======== Available data ========
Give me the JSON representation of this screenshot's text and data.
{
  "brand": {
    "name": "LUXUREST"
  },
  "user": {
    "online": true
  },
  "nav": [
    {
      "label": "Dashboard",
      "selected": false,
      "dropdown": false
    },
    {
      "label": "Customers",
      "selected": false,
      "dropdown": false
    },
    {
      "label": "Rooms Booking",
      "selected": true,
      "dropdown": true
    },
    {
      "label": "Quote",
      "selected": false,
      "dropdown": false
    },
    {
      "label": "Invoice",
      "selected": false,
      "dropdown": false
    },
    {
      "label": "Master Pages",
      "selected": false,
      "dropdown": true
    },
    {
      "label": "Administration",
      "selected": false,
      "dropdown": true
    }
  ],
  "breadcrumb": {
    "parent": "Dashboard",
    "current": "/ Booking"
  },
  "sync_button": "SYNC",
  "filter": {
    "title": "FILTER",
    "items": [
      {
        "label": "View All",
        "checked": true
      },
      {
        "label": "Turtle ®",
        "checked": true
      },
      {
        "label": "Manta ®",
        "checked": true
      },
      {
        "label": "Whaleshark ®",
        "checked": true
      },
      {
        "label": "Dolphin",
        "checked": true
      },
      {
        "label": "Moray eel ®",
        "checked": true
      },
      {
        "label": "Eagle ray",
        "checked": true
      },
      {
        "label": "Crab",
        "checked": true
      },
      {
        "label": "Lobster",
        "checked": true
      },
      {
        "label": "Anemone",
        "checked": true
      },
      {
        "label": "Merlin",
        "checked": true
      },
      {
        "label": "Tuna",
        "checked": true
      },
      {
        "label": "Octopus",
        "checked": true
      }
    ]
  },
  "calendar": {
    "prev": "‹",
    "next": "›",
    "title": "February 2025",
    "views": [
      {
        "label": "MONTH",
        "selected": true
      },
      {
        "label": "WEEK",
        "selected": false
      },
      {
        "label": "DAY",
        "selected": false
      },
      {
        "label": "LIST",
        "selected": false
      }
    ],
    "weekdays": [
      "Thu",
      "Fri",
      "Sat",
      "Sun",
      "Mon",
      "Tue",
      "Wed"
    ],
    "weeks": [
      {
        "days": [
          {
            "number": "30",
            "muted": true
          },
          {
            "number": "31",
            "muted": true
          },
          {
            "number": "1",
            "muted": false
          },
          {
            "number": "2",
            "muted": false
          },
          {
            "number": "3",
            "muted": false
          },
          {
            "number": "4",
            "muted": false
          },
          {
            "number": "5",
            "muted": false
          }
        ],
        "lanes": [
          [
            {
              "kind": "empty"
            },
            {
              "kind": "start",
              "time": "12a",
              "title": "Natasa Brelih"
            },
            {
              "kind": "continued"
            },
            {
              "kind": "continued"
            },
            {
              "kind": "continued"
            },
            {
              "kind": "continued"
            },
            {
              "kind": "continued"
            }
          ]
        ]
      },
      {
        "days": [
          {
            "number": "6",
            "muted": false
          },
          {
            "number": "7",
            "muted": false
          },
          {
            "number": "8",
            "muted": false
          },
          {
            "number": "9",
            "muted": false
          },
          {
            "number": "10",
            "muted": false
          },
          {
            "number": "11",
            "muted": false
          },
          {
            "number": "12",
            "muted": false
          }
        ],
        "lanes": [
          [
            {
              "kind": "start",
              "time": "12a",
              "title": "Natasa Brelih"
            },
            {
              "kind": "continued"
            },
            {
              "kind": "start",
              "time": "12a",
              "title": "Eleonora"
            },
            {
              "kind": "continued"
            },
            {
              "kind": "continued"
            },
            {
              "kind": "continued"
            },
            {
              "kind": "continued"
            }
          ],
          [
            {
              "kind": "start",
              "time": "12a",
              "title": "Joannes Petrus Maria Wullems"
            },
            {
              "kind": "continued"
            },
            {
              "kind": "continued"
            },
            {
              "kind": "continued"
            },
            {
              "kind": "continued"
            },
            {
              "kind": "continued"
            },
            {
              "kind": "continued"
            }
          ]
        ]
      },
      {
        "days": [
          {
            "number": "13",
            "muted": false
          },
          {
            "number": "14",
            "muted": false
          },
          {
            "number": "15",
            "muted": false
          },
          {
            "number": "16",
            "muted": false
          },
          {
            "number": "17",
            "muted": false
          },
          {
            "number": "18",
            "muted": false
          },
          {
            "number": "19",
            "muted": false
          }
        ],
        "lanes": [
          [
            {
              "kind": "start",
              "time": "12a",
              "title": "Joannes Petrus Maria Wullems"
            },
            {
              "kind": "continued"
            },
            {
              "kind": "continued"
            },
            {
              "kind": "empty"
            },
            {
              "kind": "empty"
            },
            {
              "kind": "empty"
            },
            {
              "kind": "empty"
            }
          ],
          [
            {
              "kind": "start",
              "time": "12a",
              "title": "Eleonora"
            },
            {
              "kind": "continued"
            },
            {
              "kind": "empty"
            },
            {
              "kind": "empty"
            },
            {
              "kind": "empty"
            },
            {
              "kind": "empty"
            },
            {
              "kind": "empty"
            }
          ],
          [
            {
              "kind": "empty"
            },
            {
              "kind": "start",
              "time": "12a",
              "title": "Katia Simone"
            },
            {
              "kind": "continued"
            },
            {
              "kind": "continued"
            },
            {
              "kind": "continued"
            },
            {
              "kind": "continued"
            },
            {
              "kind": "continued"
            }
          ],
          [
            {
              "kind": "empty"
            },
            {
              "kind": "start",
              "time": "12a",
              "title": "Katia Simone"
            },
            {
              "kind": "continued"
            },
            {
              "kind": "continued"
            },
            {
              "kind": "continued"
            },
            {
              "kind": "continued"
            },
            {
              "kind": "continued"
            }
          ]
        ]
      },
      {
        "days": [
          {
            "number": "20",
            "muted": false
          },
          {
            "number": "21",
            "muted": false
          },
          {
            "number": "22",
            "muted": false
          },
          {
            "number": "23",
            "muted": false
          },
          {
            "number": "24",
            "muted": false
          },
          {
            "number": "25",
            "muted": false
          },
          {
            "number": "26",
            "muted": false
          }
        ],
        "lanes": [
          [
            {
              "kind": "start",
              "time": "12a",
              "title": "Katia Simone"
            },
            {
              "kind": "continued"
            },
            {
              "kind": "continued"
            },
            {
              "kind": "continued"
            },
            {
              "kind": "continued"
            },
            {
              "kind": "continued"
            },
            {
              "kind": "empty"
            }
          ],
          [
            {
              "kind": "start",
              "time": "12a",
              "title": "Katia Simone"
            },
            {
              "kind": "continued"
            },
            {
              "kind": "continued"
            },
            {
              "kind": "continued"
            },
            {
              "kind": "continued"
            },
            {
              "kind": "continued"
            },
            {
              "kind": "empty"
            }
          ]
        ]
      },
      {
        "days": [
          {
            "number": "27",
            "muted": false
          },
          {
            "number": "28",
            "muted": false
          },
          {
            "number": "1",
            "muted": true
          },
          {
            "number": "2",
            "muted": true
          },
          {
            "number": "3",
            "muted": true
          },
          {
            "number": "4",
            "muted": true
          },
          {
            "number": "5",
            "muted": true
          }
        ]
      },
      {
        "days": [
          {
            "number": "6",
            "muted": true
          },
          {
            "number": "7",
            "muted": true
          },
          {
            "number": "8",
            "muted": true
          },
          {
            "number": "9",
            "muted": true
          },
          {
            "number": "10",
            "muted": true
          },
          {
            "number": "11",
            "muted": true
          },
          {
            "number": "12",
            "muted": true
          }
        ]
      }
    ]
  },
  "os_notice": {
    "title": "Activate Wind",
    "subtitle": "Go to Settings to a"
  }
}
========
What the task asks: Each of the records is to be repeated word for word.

Completed exercise:
Give me the JSON representation of this screenshot's text and data.
{
  "brand": {
    "name": "LUXUREST"
  },
  "user": {
    "online": true
  },
  "nav": [
    {
      "label": "Dashboard",
      "selected": false,
      "dropdown": false
    },
    {
      "label": "Customers",
      "selected": false,
      "dropdown": false
    },
    {
      "label": "Rooms Booking",
      "selected": true,
      "dropdown": true
    },
    {
      "label": "Quote",
      "selected": false,
      "dropdown": false
    },
    {
      "label": "Invoice",
      "selected": false,
      "dropdown": false
    },
    {
      "label": "Master Pages",
      "selected": false,
      "dropdown": true
    },
    {
      "label": "Administration",
      "selected": false,
      "dropdown": true
    }
  ],
  "breadcrumb": {
    "parent": "Dashboard",
    "current": "/ Booking"
  },
  "sync_button": "SYNC",
  "filter": {
    "title": "FILTER",
    "items": [
      {
        "label": "View All",
        "checked": true
      },
      {
        "label": "Turtle ®",
        "checked": true
      },
      {
        "label": "Manta ®",
        "checked": true
      },
      {
        "label": "Whaleshark ®",
        "checked": true
      },
      {
        "label": "Dolphin",
        "checked": true
      },
      {
        "label": "Moray eel ®",
        "checked": true
      },
      {
        "label": "Eagle ray",
        "checked": true
      },
      {
        "label": "Crab",
        "checked": true
      },
      {
        "label": "Lobster",
        "checked": true
      },
      {
        "label": "Anemone",
        "checked": true
      },
      {
        "label": "Merlin",
        "checked": true
      },
      {
        "label": "Tuna",
        "checked": true
      },
      {
        "label": "Octopus",
        "checked": true
      }
    ]
  },
  "calendar": {
    "prev": "‹",
    "next": "›",
    "title": "February 2025",
    "views": [
      {
        "label": "MONTH",
        "selected": true
      },
      {
        "label": "WEEK",
        "selected": false
      },
      {
        "label": "DAY",
        "selected": false
      },
      {
        "label": "LIST",
        "selected": false
      }
    ],
    "weekdays": [
      "Thu",
      "Fri",
      "Sat",
      "Sun",
      "Mon",
      "Tue",
      "Wed"
    ],
    "weeks": [
      {
        "days": [
          {
            "number": "30",
            "muted": true
          },
          {
            "number": "31",
            "muted": true
          },
          {
            "number": "1",
            "muted": false
          },
          {
            "number": "2",
            "muted": false
          },
          {
            "number": "3",
            "muted": false
          },
          {
            "number": "4",
            "muted": false
          },
          {
            "number": "5",
            "muted": false
          }
        ],
        "lanes": [
          [
            {
              "kind": "empty"
            },
            {
              "kind": "start",
              "time": "12a",
              "title": "Natasa Brelih"
            },
            {
              "kind": "continued"
            },
            {
              "kind": "continued"
            },
            {
              "kind": "continued"
            },
            {
              "kind": "continued"
            },
            {
              "kind": "continued"
            }
          ]
        ]
      },
      {
        "days": [
          {
            "number": "6",
            "muted": false
          },
          {
            "number": "7",
            "muted": false
          },
          {
            "number": "8",
            "muted": false
          },
          {
            "number": "9",
            "muted": false
          },
          {
            "number": "10",
            "muted": false
          },
          {
            "number": "11",
            "muted": false
          },
          {
            "number": "12",
            "muted": false
          }
        ],
        "lanes": [
          [
            {
              "kind": "start",
              "time": "12a",
              "title": "Natasa Brelih"
            },
            {
              "kind": "continued"
            },
            {
              "kind": "start",
              "time": "12a",
              "title": "Eleonora"
            },
            {
              "kind": "continued"
            },
            {
              "kind": "continued"
            },
            {
              "kind": "continued"
            },
            {
              "kind": "continued"
            }
          ],
          [
            {
              "kind": "start",
              "time": "12a",
              "title": "Joannes Petrus Maria Wullems"
            },
            {
              "kind": "continued"
            },
            {
              "kind": "continued"
            },
            {
              "kind": "continued"
            },
            {
              "kind": "continued"
            },
            {
              "kind": "continued"
            },
            {
              "kind": "continued"
            }
          ]
        ]
      },
      {
        "days": [
          {
            "number": "13",
            "muted": false
          },
          {
            "number": "14",
            "muted": false
          },
          {
            "number": "15",
            "muted": false
          },
          {
            "number": "16",
            "muted": false
          },
          {
            "number": "17",
            "muted": false
          },
          {
            "number": "18",
            "muted": false
          },
          {
            "number": "19",
            "muted": false
          }
        ],
        "lanes": [
          [
            {
              "kind": "start",
              "time": "12a",
              "title": "Joannes Petrus Maria Wullems"
            },
            {
              "kind": "continued"
            },
            {
              "kind": "continued"
            },
            {
              "kind": "empty"
            },
            {
              "kind": "empty"
            },
            {
              "kind": "empty"
            },
            {
              "kind": "empty"
            }
          ],
          [
            {
              "kind": "start",
              "time": "12a",
              "title": "Eleonora"
            },
            {
              "kind": "continued"
            },
            {
              "kind": "empty"
            },
            {
              "kind": "empty"
            },
            {
              "kind": "empty"
            },
            {
              "kind": "empty"
            },
            {
              "kind": "empty"
            }
          ],
          [
            {
              "kind": "empty"
            },
            {
              "kind": "start",
              "time": "12a",
              "title": "Katia Simone"
            },
            {
              "kind": "continued"
            },
            {
              "kind": "continued"
            },
            {
              "kind": "continued"
            },
            {
              "kind": "continued"
            },
            {
              "kind": "continued"
            }
          ],
          [
            {
              "kind": "empty"
            },
            {
              "kind": "start",
              "time": "12a",
              "title": "Katia Simone"
            },
            {
              "kind": "continued"
            },
            {
              "kind": "continued"
            },
            {
              "kind": "continued"
            },
            {
              "kind": "continued"
            },
            {
              "kind": "continued"
            }
          ]
        ]
      },
      {
        "days": [
          {
            "number": "20",
            "muted": false
          },
          {
            "number": "21",
            "muted": false
          },
          {
            "number": "22",
            "muted": false
          },
          {
            "number": "23",
            "muted": false
          },
          {
            "number": "24",
            "muted": false
          },
          {
            "number": "25",
            "muted": false
          },
          {
            "number": "26",
            "muted": false
          }
        ],
        "lanes": [
          [
            {
              "kind": "start",
              "time": "12a",
              "title": "Katia Simone"
            },
            {
              "kind": "continued"
            },
            {
              "kind": "continued"
            },
            {
              "kind": "continued"
            },
            {
              "kind": "continued"
            },
            {
              "kind": "continued"
            },
            {
              "kind": "empty"
            }
          ],
          [
            {
              "kind": "start",
              "time": "12a",
              "title": "Katia Simone"
            },
            {
              "kind": "continued"
            },
            {
              "kind": "continued"
            },
            {
              "kind": "continued"
            },
            {
              "kind": "continued"
            },
            {
              "kind": "continued"
            },
            {
              "kind": "empty"
            }
          ]
        ]
      },
      {
        "days": [
          {
            "number": "27",
            "muted": false
          },
          {
            "number": "28",
            "muted": false
          },
          {
            "number": "1",
            "muted": true
          },
          {
            "number": "2",
            "muted": true
          },
          {
            "number": "3",
            "muted": true
          },
          {
            "number": "4",
            "muted": true
          },
          {
            "number": "5",
            "muted": true
          }
        ]
      },
      {
        "days": [
          {
            "number": "6",
            "muted": true
          },
          {
            "number": "7",
            "muted": true
          },
          {
            "number": "8",
            "muted": true
          },
          {
            "number": "9",
            "muted": true
          },
          {
            "number": "10",
            "muted": true
          },
          {
            "number": "11",
            "muted": true
          },
          {
            "number": "12",
            "muted": true
          }
        ]
      }
    ]
  },
  "os_notice": {
    "title": "Activate Wind",
    "subtitle": "Go to Settings to a"
  }
}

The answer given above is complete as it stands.